Stored dataset items:
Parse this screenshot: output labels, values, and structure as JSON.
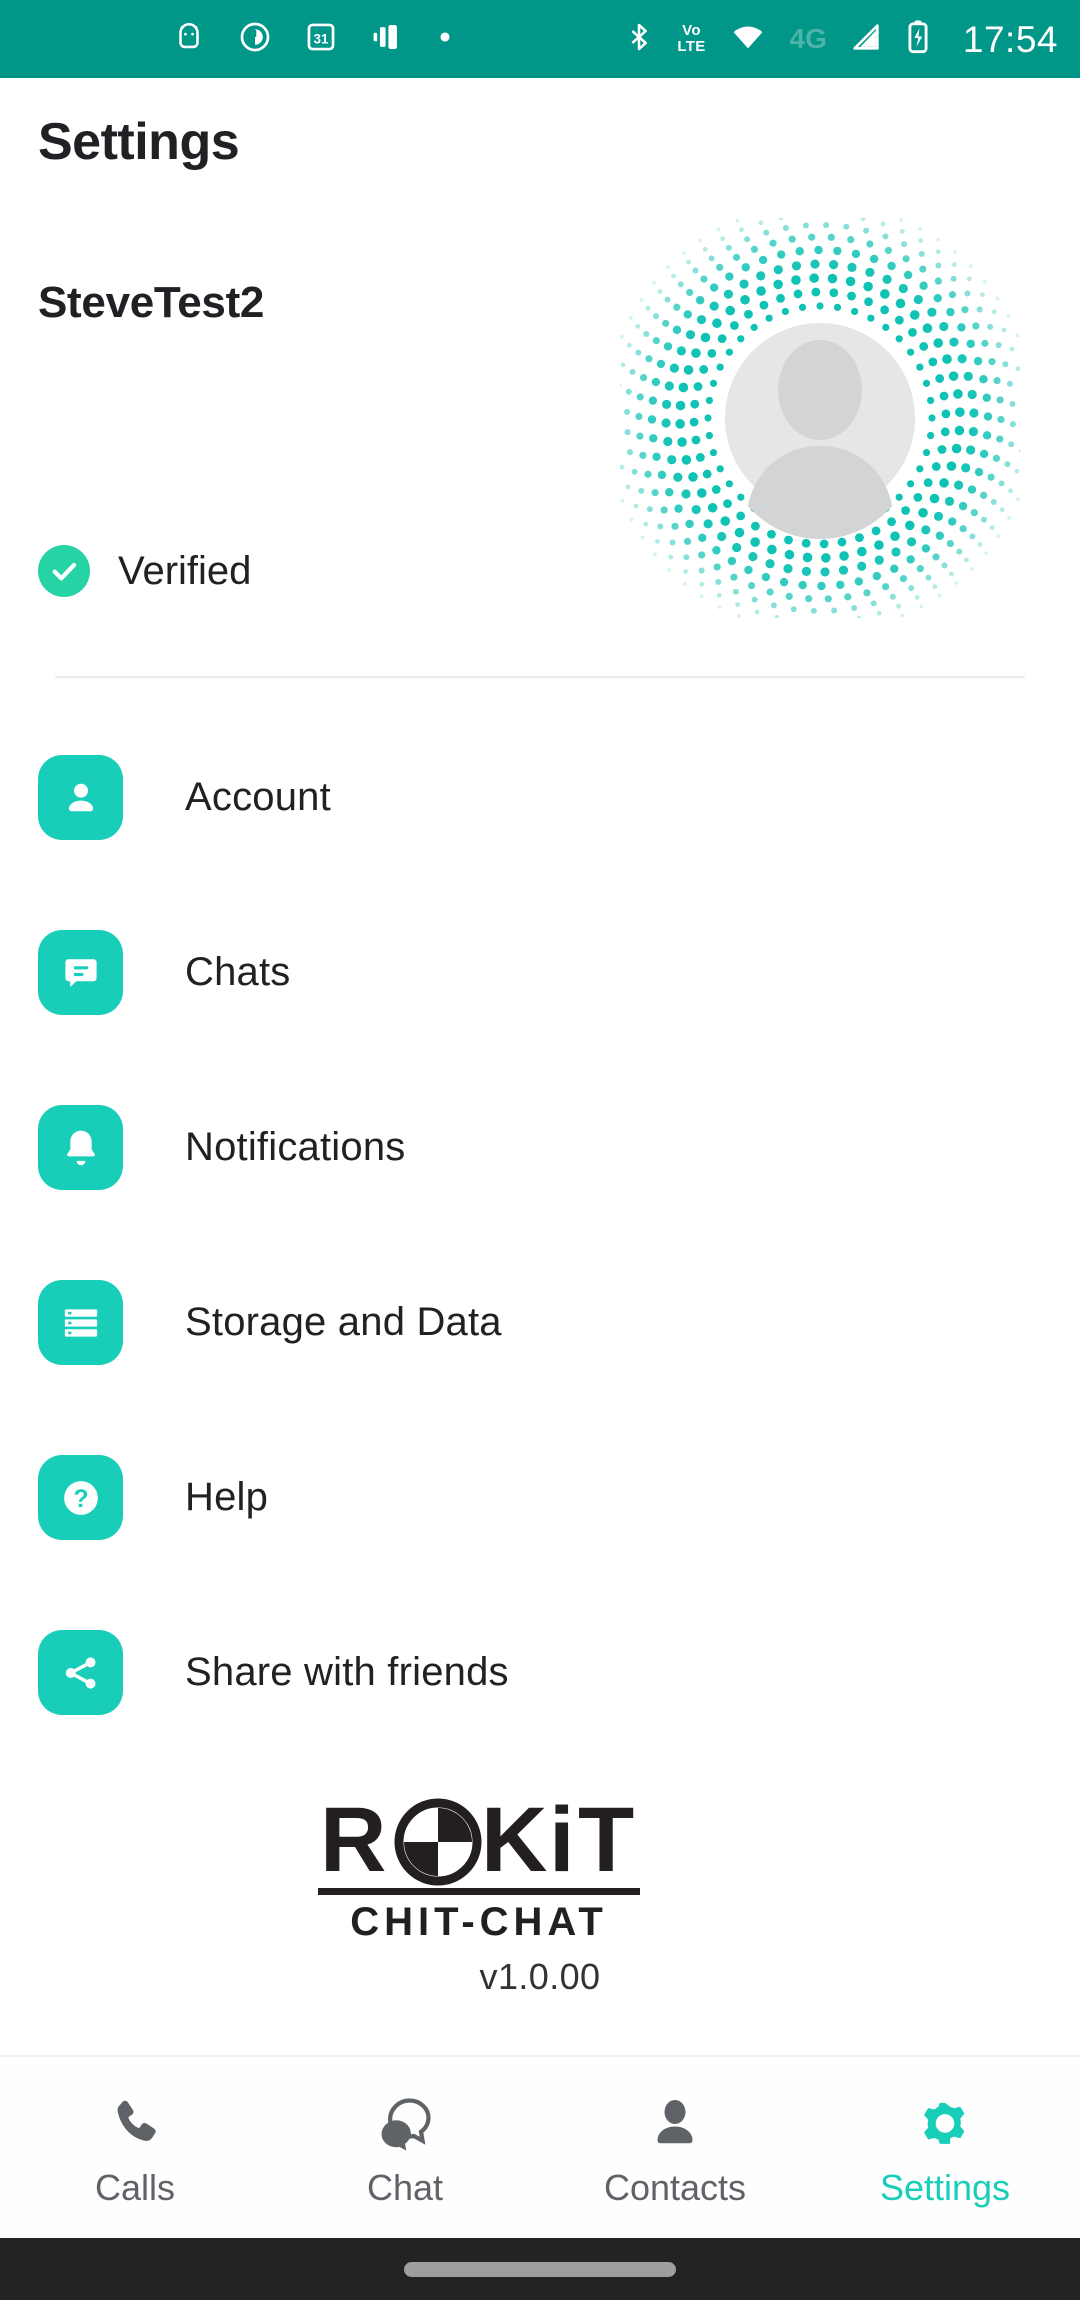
{
  "status_bar": {
    "time": "17:54",
    "network_type": "4G",
    "volte_top": "Vo",
    "volte_bottom": "LTE",
    "background_color": "#009688",
    "left_icons": [
      "android-debug-icon",
      "clock-alarm-icon",
      "calendar-31-icon",
      "vibrate-icon",
      "dot-icon"
    ],
    "right_icons": [
      "bluetooth-icon",
      "volte-icon",
      "wifi-icon",
      "4g-icon",
      "signal-icon",
      "battery-charging-icon"
    ]
  },
  "header": {
    "title": "Settings",
    "user_name": "SteveTest2"
  },
  "profile": {
    "avatar_alt": "default-avatar-placeholder",
    "halo_color": "#0ec2b4",
    "verified": {
      "label": "Verified",
      "badge_color": "#26d3a4",
      "icon": "check-icon"
    }
  },
  "menu": {
    "items": [
      {
        "label": "Account",
        "icon": "person-icon"
      },
      {
        "label": "Chats",
        "icon": "chat-bubble-icon"
      },
      {
        "label": "Notifications",
        "icon": "bell-icon"
      },
      {
        "label": "Storage and Data",
        "icon": "storage-list-icon"
      },
      {
        "label": "Help",
        "icon": "question-mark-icon"
      },
      {
        "label": "Share with friends",
        "icon": "share-nodes-icon"
      }
    ],
    "icon_color": "#19CEB9"
  },
  "brand": {
    "name": "ROKiT",
    "sub_name": "CHIT-CHAT",
    "version": "v1.0.00"
  },
  "bottom_nav": {
    "active_color": "#19CEB9",
    "inactive_color": "#5f6368",
    "items": [
      {
        "label": "Calls",
        "icon": "phone-icon",
        "active": false
      },
      {
        "label": "Chat",
        "icon": "chat-icon",
        "active": false
      },
      {
        "label": "Contacts",
        "icon": "contact-icon",
        "active": false
      },
      {
        "label": "Settings",
        "icon": "gear-icon",
        "active": true
      }
    ]
  }
}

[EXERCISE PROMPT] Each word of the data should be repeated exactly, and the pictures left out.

[OUTPUT OF THE EXERCISE]
Parse this screenshot: output labels, values, and structure as JSON.
{
  "status_bar": {
    "time": "17:54",
    "network_type": "4G",
    "volte_top": "Vo",
    "volte_bottom": "LTE",
    "background_color": "#009688",
    "left_icons": [
      "android-debug-icon",
      "clock-alarm-icon",
      "calendar-31-icon",
      "vibrate-icon",
      "dot-icon"
    ],
    "right_icons": [
      "bluetooth-icon",
      "volte-icon",
      "wifi-icon",
      "4g-icon",
      "signal-icon",
      "battery-charging-icon"
    ]
  },
  "header": {
    "title": "Settings",
    "user_name": "SteveTest2"
  },
  "profile": {
    "avatar_alt": "default-avatar-placeholder",
    "halo_color": "#0ec2b4",
    "verified": {
      "label": "Verified",
      "badge_color": "#26d3a4",
      "icon": "check-icon"
    }
  },
  "menu": {
    "items": [
      {
        "label": "Account",
        "icon": "person-icon"
      },
      {
        "label": "Chats",
        "icon": "chat-bubble-icon"
      },
      {
        "label": "Notifications",
        "icon": "bell-icon"
      },
      {
        "label": "Storage and Data",
        "icon": "storage-list-icon"
      },
      {
        "label": "Help",
        "icon": "question-mark-icon"
      },
      {
        "label": "Share with friends",
        "icon": "share-nodes-icon"
      }
    ],
    "icon_color": "#19CEB9"
  },
  "brand": {
    "name": "ROKiT",
    "sub_name": "CHIT-CHAT",
    "version": "v1.0.00"
  },
  "bottom_nav": {
    "active_color": "#19CEB9",
    "inactive_color": "#5f6368",
    "items": [
      {
        "label": "Calls",
        "icon": "phone-icon",
        "active": false
      },
      {
        "label": "Chat",
        "icon": "chat-icon",
        "active": false
      },
      {
        "label": "Contacts",
        "icon": "contact-icon",
        "active": false
      },
      {
        "label": "Settings",
        "icon": "gear-icon",
        "active": true
      }
    ]
  }
}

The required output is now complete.